To find out what datasets are available in the RDCs, refer to our data page. For past publications using these data, consult our online bibliography in the publications section.To learn more about the research currently underway throughout the Network, you can browse the list of projects on Statistics Canada's website.

How to access RDC data

Protecting confidentiality in the RDCs

Note that researchers whose projects are approved will be subject to a security check before being sworn in under the Statistics Act as a 'deemed employee' of Statistics Canada. Deemed employees are subject to all the conditions and penalties of regular Statistics Canada employees, including fines and/or imprisonment for breach of confidentiality. Effective December 1, 2016, the RCMP requires all federal public servants in Canada (including RDC researchers and staff) to undergo fingerprinting as part of their security clearance. Additionally, Treasury Board of Canada requires a credit check. Please contact your local RDC to learn more about the security clearance procedure.

All results to be physically removed from secure areas will be carefully screened for confidential data, whether as direct listings or as possible residual disclosures.

Application process for academic researchers

Researchers wishing to access the RDC should create an account on the Statistics Canada Microdata Access Platform and follow the steps to create a new proposal. The proposal is evaluated by Statistics Canada for feasibility before access can be granted. In addition, if you are a student, your thesis supervisor must write a letter in support of your RDC application and join the application as a co-investigator. For other academic users, a completed peer-review may be required. The review must be conducted by a tenured faculty-member at an accredited Canadian university. Researchers who are required to submit such a peer review can source their own peer reviewer, or contact CRDCN for assistance if they are unable to find a suitable candidate. 

Application process for government researchers

Government researchers should create an account on the Statistics Canada Microdata Access Platform and create a new application, these proposals will be reviewed in a process distinct from academic proposals.


Any researcher may also contact his/her local RDC for information or assistance with an application, or click here to learn more.

Access fees for certains users

Fees can apply to certain research projects conducted in the RDCs. Consult the Access & Fee-For-Service Policy to learn more.

Additional requirements for census, NHS and LISA users.

Ethics reviews

Applicants often inquire about whether an ethics review is required for RDC research. A statement from the CRDCN on ethics reviews for RDC research can be accessed here.

Should I apply for RDC access?

Before submitting an application for access to an RDC, we recommend that you check whether Statistics Canada public use files (PUMFs) through the Data Liberation Initiative (DLI) could meet your research needs.
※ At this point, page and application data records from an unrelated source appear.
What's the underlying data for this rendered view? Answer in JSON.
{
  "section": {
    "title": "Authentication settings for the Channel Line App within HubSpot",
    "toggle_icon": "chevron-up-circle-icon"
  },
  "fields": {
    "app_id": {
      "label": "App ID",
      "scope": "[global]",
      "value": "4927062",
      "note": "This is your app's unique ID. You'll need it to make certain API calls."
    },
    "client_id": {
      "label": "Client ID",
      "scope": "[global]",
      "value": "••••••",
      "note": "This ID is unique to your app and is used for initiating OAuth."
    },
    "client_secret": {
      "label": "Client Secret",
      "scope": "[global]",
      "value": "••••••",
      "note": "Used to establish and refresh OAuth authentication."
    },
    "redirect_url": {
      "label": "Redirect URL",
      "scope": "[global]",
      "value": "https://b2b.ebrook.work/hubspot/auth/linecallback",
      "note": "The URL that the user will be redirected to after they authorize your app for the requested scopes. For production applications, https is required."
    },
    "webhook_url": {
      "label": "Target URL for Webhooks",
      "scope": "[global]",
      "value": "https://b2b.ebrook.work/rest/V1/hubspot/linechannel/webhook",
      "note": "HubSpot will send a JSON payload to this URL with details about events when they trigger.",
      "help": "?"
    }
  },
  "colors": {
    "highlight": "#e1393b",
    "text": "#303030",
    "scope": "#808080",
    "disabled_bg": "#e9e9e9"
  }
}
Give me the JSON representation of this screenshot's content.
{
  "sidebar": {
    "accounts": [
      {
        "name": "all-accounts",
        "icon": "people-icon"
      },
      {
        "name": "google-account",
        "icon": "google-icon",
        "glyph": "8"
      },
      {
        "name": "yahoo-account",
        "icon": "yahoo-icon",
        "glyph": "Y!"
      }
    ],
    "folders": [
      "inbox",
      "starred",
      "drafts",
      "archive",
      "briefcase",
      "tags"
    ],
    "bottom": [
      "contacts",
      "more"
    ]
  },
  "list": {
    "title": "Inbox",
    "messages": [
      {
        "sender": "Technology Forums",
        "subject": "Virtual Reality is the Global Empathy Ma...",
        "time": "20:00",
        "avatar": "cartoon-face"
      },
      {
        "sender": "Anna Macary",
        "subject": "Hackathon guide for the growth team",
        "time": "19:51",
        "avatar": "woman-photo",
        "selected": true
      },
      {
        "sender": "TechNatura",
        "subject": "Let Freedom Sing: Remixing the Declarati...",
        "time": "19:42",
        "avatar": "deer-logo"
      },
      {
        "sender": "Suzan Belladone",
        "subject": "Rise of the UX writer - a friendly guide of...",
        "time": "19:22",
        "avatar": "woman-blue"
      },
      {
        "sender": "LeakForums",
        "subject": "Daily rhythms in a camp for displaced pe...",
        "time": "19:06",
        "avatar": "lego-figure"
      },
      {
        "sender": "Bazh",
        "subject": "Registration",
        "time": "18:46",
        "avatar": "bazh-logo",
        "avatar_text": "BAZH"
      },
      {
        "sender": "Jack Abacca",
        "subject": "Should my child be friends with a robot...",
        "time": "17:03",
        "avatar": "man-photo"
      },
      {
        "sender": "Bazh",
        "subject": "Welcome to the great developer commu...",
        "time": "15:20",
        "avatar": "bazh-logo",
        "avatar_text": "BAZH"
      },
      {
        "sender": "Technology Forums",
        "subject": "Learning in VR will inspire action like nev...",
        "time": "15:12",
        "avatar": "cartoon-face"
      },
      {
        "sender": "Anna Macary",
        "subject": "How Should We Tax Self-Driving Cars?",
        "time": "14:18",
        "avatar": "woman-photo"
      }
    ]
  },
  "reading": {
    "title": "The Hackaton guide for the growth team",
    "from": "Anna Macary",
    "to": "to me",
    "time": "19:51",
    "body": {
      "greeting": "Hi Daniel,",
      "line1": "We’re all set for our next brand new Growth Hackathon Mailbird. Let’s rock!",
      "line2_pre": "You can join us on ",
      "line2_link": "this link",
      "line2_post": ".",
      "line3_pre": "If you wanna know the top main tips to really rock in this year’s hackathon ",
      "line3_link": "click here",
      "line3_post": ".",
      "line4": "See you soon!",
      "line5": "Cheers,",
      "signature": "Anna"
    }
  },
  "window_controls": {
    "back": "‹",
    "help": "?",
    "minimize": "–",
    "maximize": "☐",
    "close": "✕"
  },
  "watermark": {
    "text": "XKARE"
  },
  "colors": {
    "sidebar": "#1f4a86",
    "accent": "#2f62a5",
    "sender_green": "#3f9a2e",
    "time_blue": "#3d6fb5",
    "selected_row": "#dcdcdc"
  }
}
More than 75 Canadian universities participate in the DLI. To help you determine whether a PUMF meets your needs or if you need to access the Master File in a RDC, you can use the Master File documentation on the DLI Nesstar website.

You can also consult Statistics Canada's public and free database where you will find a large range of tables on various topics with the latest statistics available in Canada.